Newsletter for April 18

Survey shows students report religious discrimination; history prof writes sci-fi novel; new economics faculty

By Pete Grieve and Sophie Downes

Good morning. It’s fourth week.
Incident report at Harper Cafe: “Theft of currency from cash register – estimated to be approximately $5,000 – reported to have occurred over an extended period of time.” (Reported April 14)
Campus climate: More results from last year’s survey have been released, and the results show that Jewish and Muslim members of the University community report high levels of discrimination and harassment. The Director of Spiritual Life told us that they often hear about these issues from members of the Muslim and Jewish communities.
Very UChicago: History professor Ada Palmer’s debut science fiction novel Too Like the Lightning is receiving critical acclaim, so we interviewed her: “I was inspired by reading pre-modern science fiction, which I do as a historian. … So I wanted to write science fiction that used the amazingly sophisticated vocabulary of modern science fiction, all the great developments we've had in terms of thinking about AI and flying cars but to ask questions like Voltaire would.”
New admissions application: UChicago was one of more than 90 schools to accept the Coalition Application—an alternative to the Common App—for the first time this application cycle. The University of Chicago isn’t releasing its admissions data until the fall, but a Yale Daily News story may allow for some extrapolation about the pilot program:

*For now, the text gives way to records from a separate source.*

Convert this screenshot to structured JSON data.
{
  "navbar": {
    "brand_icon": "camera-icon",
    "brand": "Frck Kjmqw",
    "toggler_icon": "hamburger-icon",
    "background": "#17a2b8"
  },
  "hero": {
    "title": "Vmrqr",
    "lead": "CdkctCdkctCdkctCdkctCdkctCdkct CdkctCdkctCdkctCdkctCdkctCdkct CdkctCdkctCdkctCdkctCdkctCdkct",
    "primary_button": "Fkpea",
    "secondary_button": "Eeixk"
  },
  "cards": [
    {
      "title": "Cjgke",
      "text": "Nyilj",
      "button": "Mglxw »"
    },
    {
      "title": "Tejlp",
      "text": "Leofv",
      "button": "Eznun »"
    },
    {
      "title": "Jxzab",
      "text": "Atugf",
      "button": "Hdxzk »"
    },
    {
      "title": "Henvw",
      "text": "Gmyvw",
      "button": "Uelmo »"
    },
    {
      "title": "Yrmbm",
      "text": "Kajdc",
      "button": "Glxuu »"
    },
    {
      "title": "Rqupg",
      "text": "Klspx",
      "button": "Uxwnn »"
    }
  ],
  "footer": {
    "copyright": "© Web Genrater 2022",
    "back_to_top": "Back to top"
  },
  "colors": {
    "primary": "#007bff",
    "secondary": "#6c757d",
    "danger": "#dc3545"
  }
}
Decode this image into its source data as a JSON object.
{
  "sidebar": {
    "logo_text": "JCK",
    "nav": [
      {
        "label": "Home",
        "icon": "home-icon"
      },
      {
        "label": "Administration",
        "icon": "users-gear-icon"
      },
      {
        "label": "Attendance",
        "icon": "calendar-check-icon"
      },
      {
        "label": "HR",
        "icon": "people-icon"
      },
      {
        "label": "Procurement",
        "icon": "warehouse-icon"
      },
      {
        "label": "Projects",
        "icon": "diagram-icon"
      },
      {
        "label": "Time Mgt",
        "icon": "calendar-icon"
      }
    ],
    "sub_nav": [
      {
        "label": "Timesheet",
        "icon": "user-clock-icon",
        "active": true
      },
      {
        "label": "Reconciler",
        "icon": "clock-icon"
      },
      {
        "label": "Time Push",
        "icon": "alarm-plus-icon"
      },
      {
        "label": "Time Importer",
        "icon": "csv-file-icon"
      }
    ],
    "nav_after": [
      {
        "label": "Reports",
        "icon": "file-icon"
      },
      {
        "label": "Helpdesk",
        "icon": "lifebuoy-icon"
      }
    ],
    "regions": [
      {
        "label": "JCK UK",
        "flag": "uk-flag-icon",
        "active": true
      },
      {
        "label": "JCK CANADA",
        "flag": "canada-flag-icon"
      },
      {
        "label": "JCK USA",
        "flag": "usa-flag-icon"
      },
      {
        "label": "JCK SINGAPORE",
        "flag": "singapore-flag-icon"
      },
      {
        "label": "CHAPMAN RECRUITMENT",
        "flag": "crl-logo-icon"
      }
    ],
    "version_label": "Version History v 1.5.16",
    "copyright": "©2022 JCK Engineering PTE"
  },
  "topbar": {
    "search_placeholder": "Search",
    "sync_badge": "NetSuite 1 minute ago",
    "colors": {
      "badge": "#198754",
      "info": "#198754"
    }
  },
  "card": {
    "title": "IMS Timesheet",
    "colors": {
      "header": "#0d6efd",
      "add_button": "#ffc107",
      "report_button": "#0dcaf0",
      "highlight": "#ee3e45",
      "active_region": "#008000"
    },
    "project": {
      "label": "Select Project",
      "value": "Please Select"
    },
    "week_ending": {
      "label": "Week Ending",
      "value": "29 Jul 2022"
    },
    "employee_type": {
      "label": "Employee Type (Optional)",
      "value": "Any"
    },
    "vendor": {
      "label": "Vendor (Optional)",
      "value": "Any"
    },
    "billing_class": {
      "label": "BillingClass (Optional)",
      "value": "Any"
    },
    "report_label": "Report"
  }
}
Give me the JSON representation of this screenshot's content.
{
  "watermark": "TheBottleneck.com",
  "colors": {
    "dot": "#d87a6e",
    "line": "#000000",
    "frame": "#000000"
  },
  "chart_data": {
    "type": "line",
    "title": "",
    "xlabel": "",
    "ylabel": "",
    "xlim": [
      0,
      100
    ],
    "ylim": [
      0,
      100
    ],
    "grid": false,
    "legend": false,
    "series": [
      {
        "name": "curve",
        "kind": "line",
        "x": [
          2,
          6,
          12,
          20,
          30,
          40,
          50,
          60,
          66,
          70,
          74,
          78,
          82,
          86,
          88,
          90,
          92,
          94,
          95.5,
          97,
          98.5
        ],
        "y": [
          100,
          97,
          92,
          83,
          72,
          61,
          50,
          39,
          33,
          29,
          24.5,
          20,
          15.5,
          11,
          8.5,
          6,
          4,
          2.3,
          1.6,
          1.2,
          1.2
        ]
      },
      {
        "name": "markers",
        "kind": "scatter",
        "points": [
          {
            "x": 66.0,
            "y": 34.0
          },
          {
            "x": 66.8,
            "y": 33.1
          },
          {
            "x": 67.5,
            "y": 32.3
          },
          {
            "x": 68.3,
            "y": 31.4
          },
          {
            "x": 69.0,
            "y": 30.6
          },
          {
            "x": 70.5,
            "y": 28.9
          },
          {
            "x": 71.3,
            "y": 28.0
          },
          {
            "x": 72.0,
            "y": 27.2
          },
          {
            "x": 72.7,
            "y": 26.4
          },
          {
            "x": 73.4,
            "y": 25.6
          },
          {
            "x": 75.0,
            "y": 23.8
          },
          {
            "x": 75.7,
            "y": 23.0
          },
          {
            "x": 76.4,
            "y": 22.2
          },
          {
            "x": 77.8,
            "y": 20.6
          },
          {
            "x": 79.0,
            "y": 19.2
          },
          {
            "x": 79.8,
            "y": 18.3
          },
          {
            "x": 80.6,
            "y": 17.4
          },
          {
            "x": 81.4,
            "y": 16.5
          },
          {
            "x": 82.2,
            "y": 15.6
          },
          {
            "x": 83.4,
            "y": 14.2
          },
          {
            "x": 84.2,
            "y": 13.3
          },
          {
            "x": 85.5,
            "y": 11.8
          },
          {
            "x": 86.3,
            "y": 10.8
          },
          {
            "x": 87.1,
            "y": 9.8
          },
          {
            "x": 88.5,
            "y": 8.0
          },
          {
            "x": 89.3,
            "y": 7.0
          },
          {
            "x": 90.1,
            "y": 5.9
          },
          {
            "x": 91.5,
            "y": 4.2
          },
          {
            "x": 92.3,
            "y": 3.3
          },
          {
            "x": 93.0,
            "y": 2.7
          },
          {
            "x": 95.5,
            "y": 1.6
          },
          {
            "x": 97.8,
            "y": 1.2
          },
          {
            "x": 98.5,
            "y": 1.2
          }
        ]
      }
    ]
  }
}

  • 317 of Yale’s 32,891 applicants applied through the Coalition Application.
  • A third of Coalition applicants were from Florida (the University of Florida chose only to accept the Coalition Application).
  • 46 percent of Coalition applicants applied with a fee waiver, compared to 31 percent of all applicants.

A valiant effort: An applicant spoofed The Clash’s “Should I Stay or Should I Go” to try to get off the waitlist…
Update: The Seminary Co-Op held a town hall meeting for members and shareholders Thursday. The meeting to discuss turning the store into a nonprofit—with voting open only to shareholders—will be held in December.
Innovation Fund finalists: The UChicago Innovation Fund selected the five startups that will move on to the final round of judging in May. Among the projects seeking funding: new cancer treatment devices, drugs to prevent food allergies, and technology for improving disease diagnoses.
Congratulations: Two faculty members in the humanities, Leah Feldman and Justin Steinberg, earned fellowships from the American Council of Learned Societies.
WSJ → NYT: Op-ed columnist Bret Stephens (A.B. ’95) is leaving The Wall Street Journal for The New York Times. The addition of Stephens means that two of the three conservative columnists at The Times will be alums of the College—the other is David Brooks (A.B. ’83).
Rebecca Julie writes in:
UT/TAPS's New Work Week is a two-weekend debut of student works. Hamilton debuted in a similar reading festival—could the next Broadway hit have graced Logan this weekend?
In addition to being an award-winning a cappella group, UChicago's Voices in Your Head is more a family than anything else (albeit one that has performed in the White House).
It's a busy week for arts on campus: from film screenings and orchestral performance to roundtable discussions and an opera about Walt Disney, there's something for everyone. See what’s happening in this week’s Exhibit [A]rts.
Cole Martin writes in: 

Counterpoint on D.C. statehood: After columnist Fred Kardos argued that statehood for D.C. is politically infeasible and thus not worth pursuing, former Maroon deputy editor-in-chief Sarah Manhardt writes in to argue that D.C. must fight for political representation now rather than later.

Letter to the Editor: Contributor Rajiv Hurhangee describes the newly revealed horrors of Chechnya's gay concentration camps and provides a helpful toolkit for what the campus community can do to help.
Cavell Means writes in:
Major League Baseball: The Cubs and White Sox opened their seasons with similar records but with completely different outlooks and expectations for the season.

Men’s Tennis: The Maroons faced turbulent weather over the weekend while facing rival Wash U.

Softball: The team went a neutral 1–1 in a doubleheader against North Central this weekend.
The Uncommon Fund sponsored a project to buy T-shirts for varsity athletes supporting the “It’s On Us” campaign to combat sexual violence. Athletes wore their shirts around campus yesterday for the campaign’s “Student-Athlete National Day of Action.”

UChicago Tennis